Q: Timothy Hollingsworth (one of your chefs at the Laundry) just won top honors at the US semifinals of Bocuse d'Or, one the most important culinary contests, and will go on to January's international finals in Lyon, France. How tough is it for American chefs to compete on a French stage?
A: French cuisine, internationally, is considered haute cuisine and the base of fine dining, but there's a lot of opportunity for interpretation—whether it's an American, Japanese, or Scandinavian point of view. The judges are looking for that nationalistic approach. It doesn't have to be French if you're from Sweden.

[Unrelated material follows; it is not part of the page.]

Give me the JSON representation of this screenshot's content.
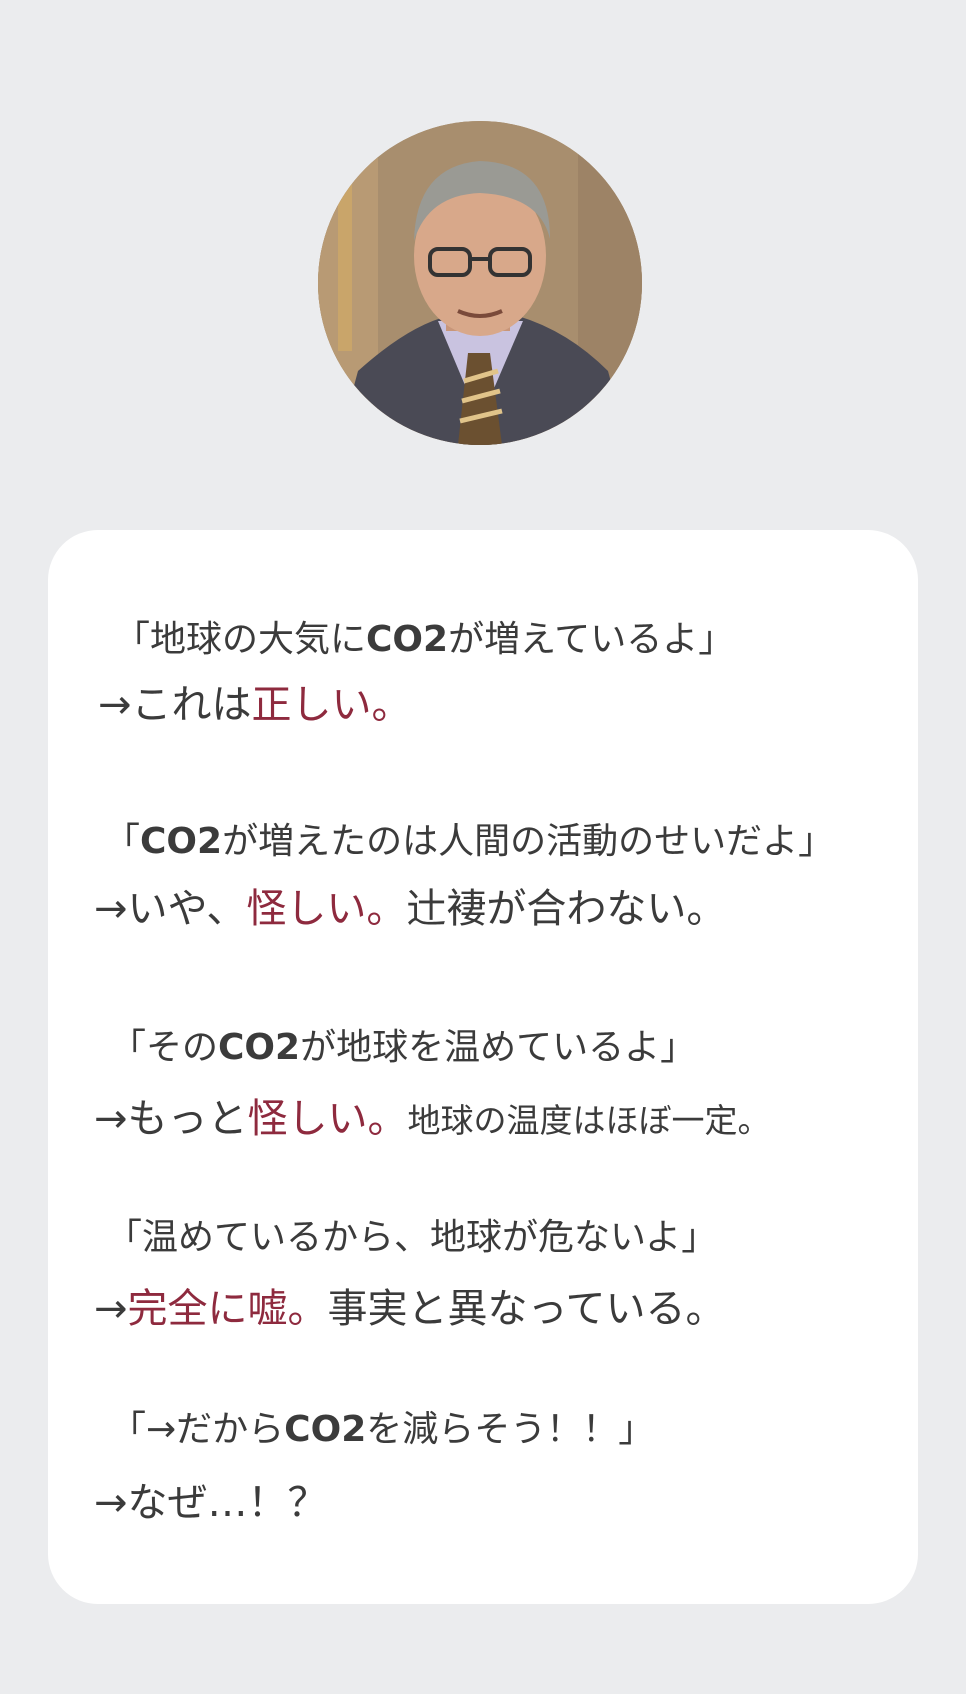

We'll at least come back a stronger team than when we left.
Q: You've had several talented protégés. Whom are you especially proud of?
A: Eric Ziebold in Washington, D.C., at CityZen, and Grant Achatz in Chicago, at Alinea. And then there's Jonathan Benno here at Per Se and Corey Lee at the French Laundry. The sous chefs that run these restaurants are extraordinary.
Q: What do you have in the works?
A: I'm just trying to make sure that our restaurants are running the way they should be. You come to a restaurant for a bit of relief. In today's market—with the economy—we want to make sure we're giving them all the relief that we can.
Q: You made a name for yourself before the Food Network craze and the rise of the celebrity chef. Why are people so interested in chefs as personalities now?
A: People have become much more sophisticated and knowledgeable about what they're eating. Restaurants have also become a center of entertainment, whether it's with your friends or family. They're a place of refuge—for forgetting about what's going on outside. And there's the media, which plays a huge part in anybody's fame.
Q: What cooking shows do you watch?
A: [Laughs] I wish I had time. Either I'm working, reading, or sleeping—but never enough reading or sleeping, mostly work. Ryan Wenzel